With starship cloaking technology and Harry Potter’s invisibility cloak, the ability to hide in plain sight has been fiction. But different technologies are being developed to turn science fiction into reality. Some of the reasons why we would want to do this are just because it’s fun and for military advantages. There are some potential medical applications—for instance, getting the right cloaking device could allow surgeons to see through their hands and work on something hard to reach or see. And no doubt there will be uses no one has thought of yet.
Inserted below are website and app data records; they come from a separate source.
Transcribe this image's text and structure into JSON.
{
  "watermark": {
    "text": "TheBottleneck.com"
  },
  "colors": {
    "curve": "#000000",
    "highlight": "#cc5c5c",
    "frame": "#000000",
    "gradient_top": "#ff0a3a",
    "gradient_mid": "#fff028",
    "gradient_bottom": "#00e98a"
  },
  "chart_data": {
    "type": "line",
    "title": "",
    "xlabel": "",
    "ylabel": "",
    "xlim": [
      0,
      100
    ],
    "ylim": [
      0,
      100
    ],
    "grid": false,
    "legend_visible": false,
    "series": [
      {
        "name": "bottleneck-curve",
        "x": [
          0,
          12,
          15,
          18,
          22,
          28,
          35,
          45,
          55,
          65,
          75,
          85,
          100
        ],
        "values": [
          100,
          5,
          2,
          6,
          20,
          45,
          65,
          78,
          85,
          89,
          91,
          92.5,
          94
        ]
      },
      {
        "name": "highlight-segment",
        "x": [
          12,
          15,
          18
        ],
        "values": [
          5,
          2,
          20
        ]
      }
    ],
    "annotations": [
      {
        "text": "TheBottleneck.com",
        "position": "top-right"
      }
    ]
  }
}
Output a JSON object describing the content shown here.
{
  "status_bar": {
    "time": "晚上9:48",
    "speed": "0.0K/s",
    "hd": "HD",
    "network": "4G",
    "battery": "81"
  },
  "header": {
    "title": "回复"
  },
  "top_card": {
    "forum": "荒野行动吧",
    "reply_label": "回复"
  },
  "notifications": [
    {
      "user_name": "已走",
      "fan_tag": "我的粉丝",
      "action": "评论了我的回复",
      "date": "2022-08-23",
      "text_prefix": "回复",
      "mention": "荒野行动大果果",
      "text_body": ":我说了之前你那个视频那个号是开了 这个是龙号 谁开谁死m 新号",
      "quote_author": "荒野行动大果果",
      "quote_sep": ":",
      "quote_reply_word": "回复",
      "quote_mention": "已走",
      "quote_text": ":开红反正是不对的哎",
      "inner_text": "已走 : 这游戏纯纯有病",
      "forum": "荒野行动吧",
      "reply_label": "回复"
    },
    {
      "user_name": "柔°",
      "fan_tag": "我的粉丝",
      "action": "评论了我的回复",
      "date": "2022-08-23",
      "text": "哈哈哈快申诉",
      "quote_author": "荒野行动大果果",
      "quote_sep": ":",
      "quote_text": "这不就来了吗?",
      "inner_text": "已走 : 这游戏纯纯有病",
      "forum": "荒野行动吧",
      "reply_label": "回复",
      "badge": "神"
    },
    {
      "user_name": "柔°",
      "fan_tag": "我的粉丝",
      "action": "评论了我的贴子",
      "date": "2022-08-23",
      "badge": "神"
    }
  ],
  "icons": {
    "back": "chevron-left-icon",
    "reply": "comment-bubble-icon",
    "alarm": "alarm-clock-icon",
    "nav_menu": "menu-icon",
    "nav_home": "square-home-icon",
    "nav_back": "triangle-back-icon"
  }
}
One of the technologies is at the nanoscale and involves materials science. Another demonstrates the effect with optical lenses. Whatever the technology, it comes down to light. If light reflected from an object doesn’t reach our eyes, then we can’t see the object.
The cloaking device I’m demonstrating here is called the Rochester Cloak, developed at the University of Rochester by John Howell and Joseph Choi. The great guidelines that I used can be found here:
http://nisenet.org/sites/default/files/RochesterCloak-NISENet.pdf This device uses lenses to manipulate light so that it does not interact with the object to be cloaked—light doesn’t hit the object, light can’t reflect off the object to our eyes, so we can’t see it. But we can still see the background.
I just set up the device according to the instructions in the above pdf; there is even a suggested shopping list and suggested retailer (https://www.homesciencetools.com/; an American company, but they ship to Canada). The focal lengths of the lenses are key to the Rochester Cloak, so you have to know their values—the focal lengths of the first two lenses must meet, and the same for the other two lenses. And you have to know the focal lengths to work out the distances between the lenses. But the pdf above spells it all out very clearly.
You set up four convex lenses, with two different focal lengths, according to a formula provided in the pdf. The lenses with the shorter focal length (thicker lenses) are in the middle; the lenses with the longer focal length (thinner lenses) are on the ends. And you put a background of some kind at the end of the setup. It’s good to use something with a grid, like graph paper, so that you can see there is no distortion of the background.
Pockets, or cloaked regions, are formed where the light coming through the lens doesn’t interact with anything placed in it. In the illustration below, these are the areas with red squiggles. So if you place an object in the cloaked region, the light doesn’t interact with it, and we just see the background. No interaction of light with the object, no light reaching our eyes, no object to see.
The blue lines are rays of light refracting through the lenses. The rays cross where the two focal points meet. The areas with the red squiggles are the cloaked areas. The light coming through the lenses does not pass through these areas so we can’t see an object placed in the cloaked areas. The cloaked areas are above and below the centre line. Objects placed in the centre line do not get cloaked.